[Source records]

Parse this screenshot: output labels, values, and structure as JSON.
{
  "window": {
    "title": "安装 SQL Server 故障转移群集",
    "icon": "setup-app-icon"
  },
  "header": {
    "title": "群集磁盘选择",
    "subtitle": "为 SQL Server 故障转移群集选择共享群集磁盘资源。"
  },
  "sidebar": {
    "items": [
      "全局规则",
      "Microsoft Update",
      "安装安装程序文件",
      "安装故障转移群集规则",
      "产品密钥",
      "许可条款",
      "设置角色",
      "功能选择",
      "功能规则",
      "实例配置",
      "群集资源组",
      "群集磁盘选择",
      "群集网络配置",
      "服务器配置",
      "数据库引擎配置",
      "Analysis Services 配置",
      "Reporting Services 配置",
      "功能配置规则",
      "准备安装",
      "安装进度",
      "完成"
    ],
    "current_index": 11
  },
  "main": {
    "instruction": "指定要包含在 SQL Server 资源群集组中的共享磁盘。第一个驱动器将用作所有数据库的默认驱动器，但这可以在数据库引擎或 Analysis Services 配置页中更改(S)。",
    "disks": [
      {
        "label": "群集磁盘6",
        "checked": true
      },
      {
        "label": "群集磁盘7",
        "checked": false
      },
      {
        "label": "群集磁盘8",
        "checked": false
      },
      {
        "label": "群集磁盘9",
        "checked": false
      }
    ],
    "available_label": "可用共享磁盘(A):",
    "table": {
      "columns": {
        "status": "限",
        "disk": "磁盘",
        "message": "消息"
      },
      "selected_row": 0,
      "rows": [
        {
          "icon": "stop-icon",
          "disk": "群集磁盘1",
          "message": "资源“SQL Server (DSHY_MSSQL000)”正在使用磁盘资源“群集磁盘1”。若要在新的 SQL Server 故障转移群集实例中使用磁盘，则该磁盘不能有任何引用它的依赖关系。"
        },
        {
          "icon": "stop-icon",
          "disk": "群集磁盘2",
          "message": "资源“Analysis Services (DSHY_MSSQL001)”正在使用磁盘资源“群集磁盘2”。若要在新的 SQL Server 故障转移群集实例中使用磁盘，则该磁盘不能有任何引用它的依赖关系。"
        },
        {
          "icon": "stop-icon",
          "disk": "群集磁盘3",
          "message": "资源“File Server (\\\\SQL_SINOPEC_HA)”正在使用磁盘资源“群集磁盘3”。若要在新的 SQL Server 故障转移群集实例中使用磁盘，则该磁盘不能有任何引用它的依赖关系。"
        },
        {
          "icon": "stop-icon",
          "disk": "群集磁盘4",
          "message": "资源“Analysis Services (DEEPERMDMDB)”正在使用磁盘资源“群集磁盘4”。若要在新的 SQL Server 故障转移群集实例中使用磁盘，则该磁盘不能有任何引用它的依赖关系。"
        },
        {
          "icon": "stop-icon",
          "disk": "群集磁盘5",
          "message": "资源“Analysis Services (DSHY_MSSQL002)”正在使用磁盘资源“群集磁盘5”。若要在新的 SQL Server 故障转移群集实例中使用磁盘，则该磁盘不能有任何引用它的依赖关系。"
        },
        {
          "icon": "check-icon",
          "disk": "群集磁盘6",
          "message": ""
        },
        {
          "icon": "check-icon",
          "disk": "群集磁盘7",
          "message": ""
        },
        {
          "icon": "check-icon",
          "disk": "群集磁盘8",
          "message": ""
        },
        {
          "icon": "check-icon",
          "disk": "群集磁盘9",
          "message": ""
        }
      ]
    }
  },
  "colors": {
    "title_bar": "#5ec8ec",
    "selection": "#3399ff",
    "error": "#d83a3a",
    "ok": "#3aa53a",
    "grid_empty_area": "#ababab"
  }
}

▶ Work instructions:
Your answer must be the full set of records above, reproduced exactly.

▶ Written solution:
Parse this screenshot: output labels, values, and structure as JSON.
{
  "window": {
    "title": "安装 SQL Server 故障转移群集",
    "icon": "setup-app-icon"
  },
  "header": {
    "title": "群集磁盘选择",
    "subtitle": "为 SQL Server 故障转移群集选择共享群集磁盘资源。"
  },
  "sidebar": {
    "items": [
      "全局规则",
      "Microsoft Update",
      "安装安装程序文件",
      "安装故障转移群集规则",
      "产品密钥",
      "许可条款",
      "设置角色",
      "功能选择",
      "功能规则",
      "实例配置",
      "群集资源组",
      "群集磁盘选择",
      "群集网络配置",
      "服务器配置",
      "数据库引擎配置",
      "Analysis Services 配置",
      "Reporting Services 配置",
      "功能配置规则",
      "准备安装",
      "安装进度",
      "完成"
    ],
    "current_index": 11
  },
  "main": {
    "instruction": "指定要包含在 SQL Server 资源群集组中的共享磁盘。第一个驱动器将用作所有数据库的默认驱动器，但这可以在数据库引擎或 Analysis Services 配置页中更改(S)。",
    "disks": [
      {
        "label": "群集磁盘6",
        "checked": true
      },
      {
        "label": "群集磁盘7",
        "checked": false
      },
      {
        "label": "群集磁盘8",
        "checked": false
      },
      {
        "label": "群集磁盘9",
        "checked": false
      }
    ],
    "available_label": "可用共享磁盘(A):",
    "table": {
      "columns": {
        "status": "限",
        "disk": "磁盘",
        "message": "消息"
      },
      "selected_row": 0,
      "rows": [
        {
          "icon": "stop-icon",
          "disk": "群集磁盘1",
          "message": "资源“SQL Server (DSHY_MSSQL000)”正在使用磁盘资源“群集磁盘1”。若要在新的 SQL Server 故障转移群集实例中使用磁盘，则该磁盘不能有任何引用它的依赖关系。"
        },
        {
          "icon": "stop-icon",
          "disk": "群集磁盘2",
          "message": "资源“Analysis Services (DSHY_MSSQL001)”正在使用磁盘资源“群集磁盘2”。若要在新的 SQL Server 故障转移群集实例中使用磁盘，则该磁盘不能有任何引用它的依赖关系。"
        },
        {
          "icon": "stop-icon",
          "disk": "群集磁盘3",
          "message": "资源“File Server (\\\\SQL_SINOPEC_HA)”正在使用磁盘资源“群集磁盘3”。若要在新的 SQL Server 故障转移群集实例中使用磁盘，则该磁盘不能有任何引用它的依赖关系。"
        },
        {
          "icon": "stop-icon",
          "disk": "群集磁盘4",
          "message": "资源“Analysis Services (DEEPERMDMDB)”正在使用磁盘资源“群集磁盘4”。若要在新的 SQL Server 故障转移群集实例中使用磁盘，则该磁盘不能有任何引用它的依赖关系。"
        },
        {
          "icon": "stop-icon",
          "disk": "群集磁盘5",
          "message": "资源“Analysis Services (DSHY_MSSQL002)”正在使用磁盘资源“群集磁盘5”。若要在新的 SQL Server 故障转移群集实例中使用磁盘，则该磁盘不能有任何引用它的依赖关系。"
        },
        {
          "icon": "check-icon",
          "disk": "群集磁盘6",
          "message": ""
        },
        {
          "icon": "check-icon",
          "disk": "群集磁盘7",
          "message": ""
        },
        {
          "icon": "check-icon",
          "disk": "群集磁盘8",
          "message": ""
        },
        {
          "icon": "check-icon",
          "disk": "群集磁盘9",
          "message": ""
        }
      ]
    }
  },
  "colors": {
    "title_bar": "#5ec8ec",
    "selection": "#3399ff",
    "error": "#d83a3a",
    "ok": "#3aa53a",
    "grid_empty_area": "#ababab"
  }
}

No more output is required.